"Millions of teenagers across the country are going to start their futures in debt, while all of these corporations are getting money fed all the time and none of us can get any."
The wave of protest was not quite all over on Sunday. Around 250 protesters set up camp outside St Paul's Cathedral on the edge of London's financial district, promising to occupy the site indefinitely to show their anger over the global economic crisis.
The group had tried to take over the area in front of the nearby London Stock Exchange on Saturday. After being thwarted by police, the group moved to the cathedral and put up 70 tents. Some said they would stay there as long as possible.
"People are saying enough is enough, we want a real democracy, not one that is based on the interests of big business and the banking system," said protester Jane McIntyre.
British Foreign Secretary William Hague said he had some sympathy.
"It is true that a lot of things have to be faced up to in the Western world and there have been too many debts built up by states, and clearly in the banking system a lot has gone wrong," he told BBC TV.

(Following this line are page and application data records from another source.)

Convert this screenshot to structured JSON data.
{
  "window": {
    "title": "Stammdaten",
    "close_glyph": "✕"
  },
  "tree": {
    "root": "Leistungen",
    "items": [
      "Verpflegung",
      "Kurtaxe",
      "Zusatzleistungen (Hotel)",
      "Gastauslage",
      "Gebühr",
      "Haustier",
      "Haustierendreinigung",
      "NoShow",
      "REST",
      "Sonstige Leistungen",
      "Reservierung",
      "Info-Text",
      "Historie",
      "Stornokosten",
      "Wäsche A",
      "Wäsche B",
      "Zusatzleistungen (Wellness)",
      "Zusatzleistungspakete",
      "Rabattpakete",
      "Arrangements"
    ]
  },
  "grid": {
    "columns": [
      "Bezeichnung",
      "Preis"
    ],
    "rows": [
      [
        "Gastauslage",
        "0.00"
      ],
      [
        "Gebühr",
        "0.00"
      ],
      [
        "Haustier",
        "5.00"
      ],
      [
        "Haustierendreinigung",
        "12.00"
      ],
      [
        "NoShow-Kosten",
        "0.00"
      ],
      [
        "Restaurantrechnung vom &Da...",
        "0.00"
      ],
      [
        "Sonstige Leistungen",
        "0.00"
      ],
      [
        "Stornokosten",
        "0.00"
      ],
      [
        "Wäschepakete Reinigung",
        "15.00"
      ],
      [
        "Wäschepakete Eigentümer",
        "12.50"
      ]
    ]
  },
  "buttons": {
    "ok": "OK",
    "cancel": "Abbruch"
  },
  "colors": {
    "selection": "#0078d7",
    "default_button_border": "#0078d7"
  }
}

"However, protest won't be the answer to that. The answer is (for) governments to control their debts and deficits. I'm afraid protesting the streets is not going to solve the problem."